For all the progress we think this country has made over the years in becoming more accepting of the lesbian, gay, bisexual and transgender community, it is depressing that the schoolyard remains one of the most frightening places for scores of children who fall victim to bullying.

Steady violence and harassment against these students based on their orientation have prompted calls for the establishment of a new, voluntary high school in the Chicago Public School system that would accommodate students that identify as LGBTQA, questioning and their allies.

While the contributors to this opinion cannot personally empathize with the hate that many in the LGBTQA community have experienced, we recognize that the straight community has a long way to go in becoming accepting of those different from us.

But it is astounding that in 2008, CPS would consider resorting to segregation to fight intolerance. What’s appalling is that we have let the situation get this bad.

The pressure should be on the majority to make public education a welcoming place for all students, regardless of race, gender, orientation or religion.

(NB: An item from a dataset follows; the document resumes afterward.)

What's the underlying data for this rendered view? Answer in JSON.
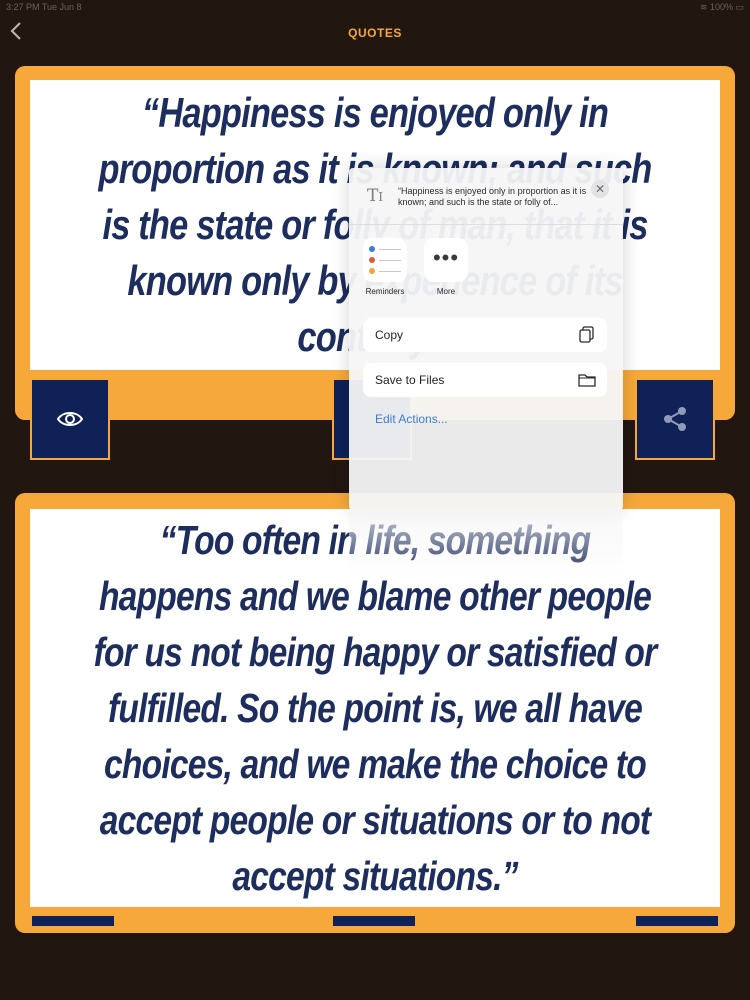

Those in minority communities should not be made to feel that the only way to cope with their peers is to separate from them.

New York’s Harvey Milk school, after which this proposal is modeled, became not just a safe haven for LGBTQA students, it became a target of protestors like Fred Phelps of the anti-homosexual Westboro Baptist Church.

While another school will likely be met with similar bigoted opposition, the bigger worry is that the larger public will view this as just an easy way to push its responsibility to the welfare of all students out of sight, away from other students and, ultimately, out of mind.

Schools that tolerate hostility to these students are not only driving them away, they are complicit in promoting a culture of ignorance that spawns more hostility.

By separating, neither group benefits. The majority miss out on the opportunity to gain a personal tolerance that only comes from interacting with those different from them. Conversely, those that don’t identify with the majority miss out on experience getting accustomed to those that do.

The failure to properly address the plight LGBTQA students face through education and tough enforcement of bullying rules is a black mark on CPS and the broader school system. Our state should not make the mistake of thinking that one high school being LGBTQA-friendly is enough.

It shouldn’t settle for anything less than every school being a place where every student can learn without fear.